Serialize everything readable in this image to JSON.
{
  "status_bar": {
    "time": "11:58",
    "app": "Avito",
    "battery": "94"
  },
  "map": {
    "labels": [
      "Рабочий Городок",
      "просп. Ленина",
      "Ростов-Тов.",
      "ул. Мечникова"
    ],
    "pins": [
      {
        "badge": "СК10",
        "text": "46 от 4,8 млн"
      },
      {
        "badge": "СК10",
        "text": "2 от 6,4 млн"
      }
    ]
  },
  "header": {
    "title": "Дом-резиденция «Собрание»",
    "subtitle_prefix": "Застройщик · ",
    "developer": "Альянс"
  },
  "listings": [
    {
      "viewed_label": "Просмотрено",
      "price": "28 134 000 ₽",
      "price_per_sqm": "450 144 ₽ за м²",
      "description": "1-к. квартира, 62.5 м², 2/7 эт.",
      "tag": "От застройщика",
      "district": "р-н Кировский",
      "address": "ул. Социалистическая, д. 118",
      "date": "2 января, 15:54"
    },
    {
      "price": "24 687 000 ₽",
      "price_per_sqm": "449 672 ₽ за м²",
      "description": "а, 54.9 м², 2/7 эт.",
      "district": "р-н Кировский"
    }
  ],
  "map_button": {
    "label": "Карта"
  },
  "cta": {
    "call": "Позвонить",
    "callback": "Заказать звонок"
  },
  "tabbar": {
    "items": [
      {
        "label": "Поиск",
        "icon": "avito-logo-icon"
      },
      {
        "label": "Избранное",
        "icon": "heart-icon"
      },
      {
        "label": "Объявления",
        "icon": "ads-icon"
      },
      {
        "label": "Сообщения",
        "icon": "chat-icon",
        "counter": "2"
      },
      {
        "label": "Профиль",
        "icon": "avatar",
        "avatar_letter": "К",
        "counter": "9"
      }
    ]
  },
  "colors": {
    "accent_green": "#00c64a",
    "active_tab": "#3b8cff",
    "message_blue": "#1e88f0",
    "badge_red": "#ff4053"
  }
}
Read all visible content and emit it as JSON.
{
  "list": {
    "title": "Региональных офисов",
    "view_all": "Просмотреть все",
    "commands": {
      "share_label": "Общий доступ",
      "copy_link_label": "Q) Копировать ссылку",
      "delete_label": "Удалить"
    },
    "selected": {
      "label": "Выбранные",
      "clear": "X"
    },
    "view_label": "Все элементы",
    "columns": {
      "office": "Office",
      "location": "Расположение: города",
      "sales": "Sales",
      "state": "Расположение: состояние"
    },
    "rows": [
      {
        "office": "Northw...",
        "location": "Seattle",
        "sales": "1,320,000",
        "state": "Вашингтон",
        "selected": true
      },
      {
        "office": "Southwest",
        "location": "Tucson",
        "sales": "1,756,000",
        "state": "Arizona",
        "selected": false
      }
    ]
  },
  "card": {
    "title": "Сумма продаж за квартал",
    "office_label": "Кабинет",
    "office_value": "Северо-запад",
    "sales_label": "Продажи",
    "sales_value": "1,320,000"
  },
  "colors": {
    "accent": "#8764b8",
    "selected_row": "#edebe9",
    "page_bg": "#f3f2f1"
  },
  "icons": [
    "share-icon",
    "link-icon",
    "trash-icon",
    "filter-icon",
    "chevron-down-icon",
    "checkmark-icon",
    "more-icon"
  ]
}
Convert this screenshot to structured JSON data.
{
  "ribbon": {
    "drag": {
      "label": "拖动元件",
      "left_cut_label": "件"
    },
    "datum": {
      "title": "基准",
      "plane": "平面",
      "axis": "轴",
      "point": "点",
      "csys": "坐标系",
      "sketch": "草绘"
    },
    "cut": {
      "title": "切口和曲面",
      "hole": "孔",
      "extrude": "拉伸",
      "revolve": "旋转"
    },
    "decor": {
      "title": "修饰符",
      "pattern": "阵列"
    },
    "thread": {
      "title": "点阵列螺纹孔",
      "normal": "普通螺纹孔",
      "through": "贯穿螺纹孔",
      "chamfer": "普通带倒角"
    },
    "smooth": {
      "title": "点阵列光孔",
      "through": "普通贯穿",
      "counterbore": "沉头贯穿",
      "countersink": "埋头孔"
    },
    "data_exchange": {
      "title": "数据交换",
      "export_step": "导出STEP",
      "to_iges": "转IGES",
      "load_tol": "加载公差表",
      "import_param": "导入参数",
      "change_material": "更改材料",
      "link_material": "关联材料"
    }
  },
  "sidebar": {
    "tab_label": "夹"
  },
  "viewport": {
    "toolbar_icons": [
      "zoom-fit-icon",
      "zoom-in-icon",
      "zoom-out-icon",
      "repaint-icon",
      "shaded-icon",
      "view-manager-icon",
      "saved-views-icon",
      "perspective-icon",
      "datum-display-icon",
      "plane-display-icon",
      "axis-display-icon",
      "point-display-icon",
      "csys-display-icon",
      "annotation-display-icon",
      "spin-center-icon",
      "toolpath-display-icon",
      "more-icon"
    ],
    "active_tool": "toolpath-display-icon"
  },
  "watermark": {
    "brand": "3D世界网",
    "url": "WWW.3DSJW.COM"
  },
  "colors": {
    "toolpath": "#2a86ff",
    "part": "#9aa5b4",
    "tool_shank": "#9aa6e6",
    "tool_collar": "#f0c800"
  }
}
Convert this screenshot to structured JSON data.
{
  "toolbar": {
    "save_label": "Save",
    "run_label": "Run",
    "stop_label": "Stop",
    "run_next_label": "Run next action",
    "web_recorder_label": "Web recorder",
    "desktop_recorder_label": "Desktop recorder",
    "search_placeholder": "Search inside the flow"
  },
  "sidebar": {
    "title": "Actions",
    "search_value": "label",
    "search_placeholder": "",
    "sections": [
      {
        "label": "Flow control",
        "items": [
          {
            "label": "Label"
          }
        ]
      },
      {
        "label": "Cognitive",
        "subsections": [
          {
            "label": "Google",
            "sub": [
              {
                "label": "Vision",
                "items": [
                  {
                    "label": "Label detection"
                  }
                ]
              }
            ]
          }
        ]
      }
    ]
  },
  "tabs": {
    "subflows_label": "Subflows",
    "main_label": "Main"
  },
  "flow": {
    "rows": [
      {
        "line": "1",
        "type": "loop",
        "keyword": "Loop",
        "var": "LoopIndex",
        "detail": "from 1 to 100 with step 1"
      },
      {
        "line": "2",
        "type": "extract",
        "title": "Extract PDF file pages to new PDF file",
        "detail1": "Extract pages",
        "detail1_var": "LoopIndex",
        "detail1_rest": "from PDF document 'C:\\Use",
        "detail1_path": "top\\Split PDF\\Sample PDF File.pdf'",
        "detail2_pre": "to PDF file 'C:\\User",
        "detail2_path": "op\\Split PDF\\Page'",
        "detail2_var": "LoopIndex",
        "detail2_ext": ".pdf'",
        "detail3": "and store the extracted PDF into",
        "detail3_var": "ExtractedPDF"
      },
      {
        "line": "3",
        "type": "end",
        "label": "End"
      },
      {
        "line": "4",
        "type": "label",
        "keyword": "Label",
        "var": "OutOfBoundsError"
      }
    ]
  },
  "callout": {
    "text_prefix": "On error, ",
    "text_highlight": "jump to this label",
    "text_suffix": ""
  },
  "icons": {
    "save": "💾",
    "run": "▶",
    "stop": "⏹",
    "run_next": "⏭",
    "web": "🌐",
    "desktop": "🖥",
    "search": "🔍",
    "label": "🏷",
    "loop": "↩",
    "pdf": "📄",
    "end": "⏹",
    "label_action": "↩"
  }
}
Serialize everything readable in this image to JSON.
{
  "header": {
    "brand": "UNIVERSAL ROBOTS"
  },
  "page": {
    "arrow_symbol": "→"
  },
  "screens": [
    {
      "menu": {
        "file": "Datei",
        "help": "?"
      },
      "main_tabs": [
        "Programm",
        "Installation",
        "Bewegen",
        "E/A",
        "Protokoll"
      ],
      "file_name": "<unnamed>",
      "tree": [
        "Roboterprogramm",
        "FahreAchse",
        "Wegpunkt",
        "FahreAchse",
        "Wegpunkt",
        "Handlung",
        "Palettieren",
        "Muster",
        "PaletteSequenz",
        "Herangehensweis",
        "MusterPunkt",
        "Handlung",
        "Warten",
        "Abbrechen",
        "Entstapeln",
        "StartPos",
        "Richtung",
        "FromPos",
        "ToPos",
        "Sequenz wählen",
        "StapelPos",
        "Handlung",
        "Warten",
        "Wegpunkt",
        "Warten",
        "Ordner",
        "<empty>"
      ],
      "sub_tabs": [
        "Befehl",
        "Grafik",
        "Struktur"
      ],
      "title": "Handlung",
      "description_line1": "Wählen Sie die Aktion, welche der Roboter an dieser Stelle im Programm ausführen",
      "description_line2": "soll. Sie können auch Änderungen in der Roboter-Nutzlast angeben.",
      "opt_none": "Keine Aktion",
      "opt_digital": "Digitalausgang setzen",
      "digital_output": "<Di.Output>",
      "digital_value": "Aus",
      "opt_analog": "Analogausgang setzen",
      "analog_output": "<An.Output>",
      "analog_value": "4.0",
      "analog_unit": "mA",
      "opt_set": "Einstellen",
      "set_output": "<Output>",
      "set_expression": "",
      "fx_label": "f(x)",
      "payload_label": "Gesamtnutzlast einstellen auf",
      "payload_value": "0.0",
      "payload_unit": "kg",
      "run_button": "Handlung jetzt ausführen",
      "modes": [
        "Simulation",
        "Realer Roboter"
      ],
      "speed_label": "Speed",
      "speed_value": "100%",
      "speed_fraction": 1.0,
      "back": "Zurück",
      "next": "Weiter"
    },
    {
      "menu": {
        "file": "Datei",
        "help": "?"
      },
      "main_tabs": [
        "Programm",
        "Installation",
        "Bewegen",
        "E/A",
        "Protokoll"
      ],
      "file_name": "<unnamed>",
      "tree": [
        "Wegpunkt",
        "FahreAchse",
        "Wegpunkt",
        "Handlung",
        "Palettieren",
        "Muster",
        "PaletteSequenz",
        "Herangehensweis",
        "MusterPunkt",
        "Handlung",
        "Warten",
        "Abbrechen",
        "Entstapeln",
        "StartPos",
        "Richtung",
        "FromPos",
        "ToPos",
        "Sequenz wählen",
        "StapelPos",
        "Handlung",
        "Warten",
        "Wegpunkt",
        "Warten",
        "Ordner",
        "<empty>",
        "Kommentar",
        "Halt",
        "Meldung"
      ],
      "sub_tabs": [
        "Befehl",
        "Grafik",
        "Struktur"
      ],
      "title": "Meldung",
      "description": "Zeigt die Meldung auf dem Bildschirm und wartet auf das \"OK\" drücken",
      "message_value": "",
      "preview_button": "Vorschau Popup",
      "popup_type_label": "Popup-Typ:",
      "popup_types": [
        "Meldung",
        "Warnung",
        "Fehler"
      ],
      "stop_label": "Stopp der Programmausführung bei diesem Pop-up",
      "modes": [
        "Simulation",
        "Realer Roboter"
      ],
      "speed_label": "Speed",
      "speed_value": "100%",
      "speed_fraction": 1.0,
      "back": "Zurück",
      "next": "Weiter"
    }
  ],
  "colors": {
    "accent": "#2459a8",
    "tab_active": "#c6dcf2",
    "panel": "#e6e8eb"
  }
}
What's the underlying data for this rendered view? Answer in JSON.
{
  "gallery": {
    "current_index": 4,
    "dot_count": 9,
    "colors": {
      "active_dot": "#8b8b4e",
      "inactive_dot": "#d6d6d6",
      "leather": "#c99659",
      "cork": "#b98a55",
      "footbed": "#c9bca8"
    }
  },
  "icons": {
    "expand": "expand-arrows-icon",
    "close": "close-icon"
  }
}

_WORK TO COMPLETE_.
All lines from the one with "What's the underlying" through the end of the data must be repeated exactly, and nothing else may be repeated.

_OUTPUT BELOW_.
What's the underlying data for this rendered view? Answer in JSON.
{
  "gallery": {
    "current_index": 4,
    "dot_count": 9,
    "colors": {
      "active_dot": "#8b8b4e",
      "inactive_dot": "#d6d6d6",
      "leather": "#c99659",
      "cork": "#b98a55",
      "footbed": "#c9bca8"
    }
  },
  "icons": {
    "expand": "expand-arrows-icon",
    "close": "close-icon"
  }
}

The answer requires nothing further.